▶ [What is needed]:
How many lines in the records below contain the word "Photoshop"? Give only the number.

# # # #

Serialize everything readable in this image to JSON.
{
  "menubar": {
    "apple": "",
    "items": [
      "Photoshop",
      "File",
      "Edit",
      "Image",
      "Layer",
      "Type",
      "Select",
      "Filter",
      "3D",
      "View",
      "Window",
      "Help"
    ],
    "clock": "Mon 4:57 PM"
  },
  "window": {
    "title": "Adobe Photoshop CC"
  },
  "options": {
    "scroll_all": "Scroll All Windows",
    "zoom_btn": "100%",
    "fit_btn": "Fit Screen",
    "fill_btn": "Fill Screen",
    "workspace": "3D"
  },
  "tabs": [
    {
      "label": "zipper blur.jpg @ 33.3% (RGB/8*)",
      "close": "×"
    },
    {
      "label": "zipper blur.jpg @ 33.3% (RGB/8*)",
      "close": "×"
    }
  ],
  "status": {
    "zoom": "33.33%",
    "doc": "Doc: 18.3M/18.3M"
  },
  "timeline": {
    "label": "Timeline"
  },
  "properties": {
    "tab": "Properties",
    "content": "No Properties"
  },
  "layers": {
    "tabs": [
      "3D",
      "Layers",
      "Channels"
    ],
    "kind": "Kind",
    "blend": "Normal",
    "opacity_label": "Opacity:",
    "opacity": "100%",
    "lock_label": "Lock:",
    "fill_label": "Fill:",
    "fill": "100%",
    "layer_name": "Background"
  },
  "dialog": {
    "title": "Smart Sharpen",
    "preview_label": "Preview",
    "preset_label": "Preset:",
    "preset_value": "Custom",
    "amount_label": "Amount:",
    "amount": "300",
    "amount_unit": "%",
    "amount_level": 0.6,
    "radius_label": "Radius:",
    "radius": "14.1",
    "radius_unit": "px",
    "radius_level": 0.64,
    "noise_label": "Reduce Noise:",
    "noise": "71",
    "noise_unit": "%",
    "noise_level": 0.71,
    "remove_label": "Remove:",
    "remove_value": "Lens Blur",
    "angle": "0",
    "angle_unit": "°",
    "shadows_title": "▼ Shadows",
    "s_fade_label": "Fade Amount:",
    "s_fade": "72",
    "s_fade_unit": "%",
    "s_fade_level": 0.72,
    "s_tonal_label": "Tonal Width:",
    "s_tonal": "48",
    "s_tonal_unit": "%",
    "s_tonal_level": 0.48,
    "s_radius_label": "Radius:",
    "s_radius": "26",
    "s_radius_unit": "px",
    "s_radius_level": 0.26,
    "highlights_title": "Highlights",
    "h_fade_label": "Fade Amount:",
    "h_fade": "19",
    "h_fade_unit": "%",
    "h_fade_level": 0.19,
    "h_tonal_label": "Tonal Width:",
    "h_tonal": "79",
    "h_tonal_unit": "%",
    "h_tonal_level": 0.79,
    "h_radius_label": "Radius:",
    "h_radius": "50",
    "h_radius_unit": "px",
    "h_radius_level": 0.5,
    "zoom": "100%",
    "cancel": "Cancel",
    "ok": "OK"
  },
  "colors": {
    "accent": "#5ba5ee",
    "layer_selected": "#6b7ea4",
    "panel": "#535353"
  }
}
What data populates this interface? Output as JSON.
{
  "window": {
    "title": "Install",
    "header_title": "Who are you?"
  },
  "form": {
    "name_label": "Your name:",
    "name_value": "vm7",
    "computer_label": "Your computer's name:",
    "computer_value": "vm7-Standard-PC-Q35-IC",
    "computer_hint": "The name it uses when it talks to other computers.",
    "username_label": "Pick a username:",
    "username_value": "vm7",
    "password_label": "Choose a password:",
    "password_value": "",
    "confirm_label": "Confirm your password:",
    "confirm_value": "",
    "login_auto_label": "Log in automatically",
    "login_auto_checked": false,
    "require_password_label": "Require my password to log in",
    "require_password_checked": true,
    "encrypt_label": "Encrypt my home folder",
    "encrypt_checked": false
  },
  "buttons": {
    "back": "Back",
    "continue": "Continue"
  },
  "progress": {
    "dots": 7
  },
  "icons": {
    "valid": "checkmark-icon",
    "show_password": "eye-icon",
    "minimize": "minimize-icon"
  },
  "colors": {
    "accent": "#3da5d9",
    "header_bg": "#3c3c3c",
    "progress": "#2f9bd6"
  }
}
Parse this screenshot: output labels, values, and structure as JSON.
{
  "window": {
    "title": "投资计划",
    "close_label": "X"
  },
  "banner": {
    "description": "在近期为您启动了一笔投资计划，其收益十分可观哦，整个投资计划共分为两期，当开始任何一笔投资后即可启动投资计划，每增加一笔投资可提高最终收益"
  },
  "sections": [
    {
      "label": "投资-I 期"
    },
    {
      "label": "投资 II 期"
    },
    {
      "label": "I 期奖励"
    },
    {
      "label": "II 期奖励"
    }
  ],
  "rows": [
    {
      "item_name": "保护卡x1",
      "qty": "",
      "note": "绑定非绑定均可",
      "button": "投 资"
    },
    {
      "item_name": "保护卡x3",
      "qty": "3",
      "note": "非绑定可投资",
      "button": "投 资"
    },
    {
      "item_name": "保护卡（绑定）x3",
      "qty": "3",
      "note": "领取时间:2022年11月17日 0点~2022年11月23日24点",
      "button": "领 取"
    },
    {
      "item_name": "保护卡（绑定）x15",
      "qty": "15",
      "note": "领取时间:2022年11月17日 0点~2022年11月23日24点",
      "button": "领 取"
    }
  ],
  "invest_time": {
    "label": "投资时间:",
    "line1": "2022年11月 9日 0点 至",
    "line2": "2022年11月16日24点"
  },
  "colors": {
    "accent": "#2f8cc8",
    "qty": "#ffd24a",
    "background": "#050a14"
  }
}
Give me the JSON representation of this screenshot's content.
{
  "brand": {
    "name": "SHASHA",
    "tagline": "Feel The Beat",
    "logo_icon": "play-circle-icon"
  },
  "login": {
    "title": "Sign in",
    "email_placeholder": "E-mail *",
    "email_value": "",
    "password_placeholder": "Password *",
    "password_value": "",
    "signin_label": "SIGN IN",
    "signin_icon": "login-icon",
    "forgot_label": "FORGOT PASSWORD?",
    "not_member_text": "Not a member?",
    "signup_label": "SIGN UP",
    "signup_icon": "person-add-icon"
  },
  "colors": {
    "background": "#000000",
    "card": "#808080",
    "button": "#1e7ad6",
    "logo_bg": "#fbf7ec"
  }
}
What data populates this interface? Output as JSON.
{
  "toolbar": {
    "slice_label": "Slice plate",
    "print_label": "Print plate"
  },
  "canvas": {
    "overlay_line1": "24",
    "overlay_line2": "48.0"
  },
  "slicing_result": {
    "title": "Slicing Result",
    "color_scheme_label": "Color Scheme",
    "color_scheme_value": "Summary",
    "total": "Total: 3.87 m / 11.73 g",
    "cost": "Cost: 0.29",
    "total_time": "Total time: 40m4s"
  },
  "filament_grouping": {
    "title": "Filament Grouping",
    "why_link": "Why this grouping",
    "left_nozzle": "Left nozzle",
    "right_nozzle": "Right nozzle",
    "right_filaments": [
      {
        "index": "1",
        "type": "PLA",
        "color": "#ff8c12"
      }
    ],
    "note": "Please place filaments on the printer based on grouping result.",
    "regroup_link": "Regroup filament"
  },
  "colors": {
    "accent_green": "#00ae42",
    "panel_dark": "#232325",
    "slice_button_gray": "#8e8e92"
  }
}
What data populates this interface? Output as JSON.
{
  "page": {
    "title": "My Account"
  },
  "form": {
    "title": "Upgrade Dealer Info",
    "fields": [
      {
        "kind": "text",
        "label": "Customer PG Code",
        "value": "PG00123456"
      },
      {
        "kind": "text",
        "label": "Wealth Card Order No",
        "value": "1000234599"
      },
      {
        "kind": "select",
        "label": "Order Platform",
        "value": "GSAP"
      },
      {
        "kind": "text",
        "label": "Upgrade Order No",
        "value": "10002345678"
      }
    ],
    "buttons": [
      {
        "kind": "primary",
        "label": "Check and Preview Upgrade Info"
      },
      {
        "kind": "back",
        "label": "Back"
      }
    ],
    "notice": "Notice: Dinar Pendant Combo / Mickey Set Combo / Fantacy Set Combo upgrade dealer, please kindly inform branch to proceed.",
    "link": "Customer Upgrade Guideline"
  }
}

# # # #

▶ [Exercise solution]:
2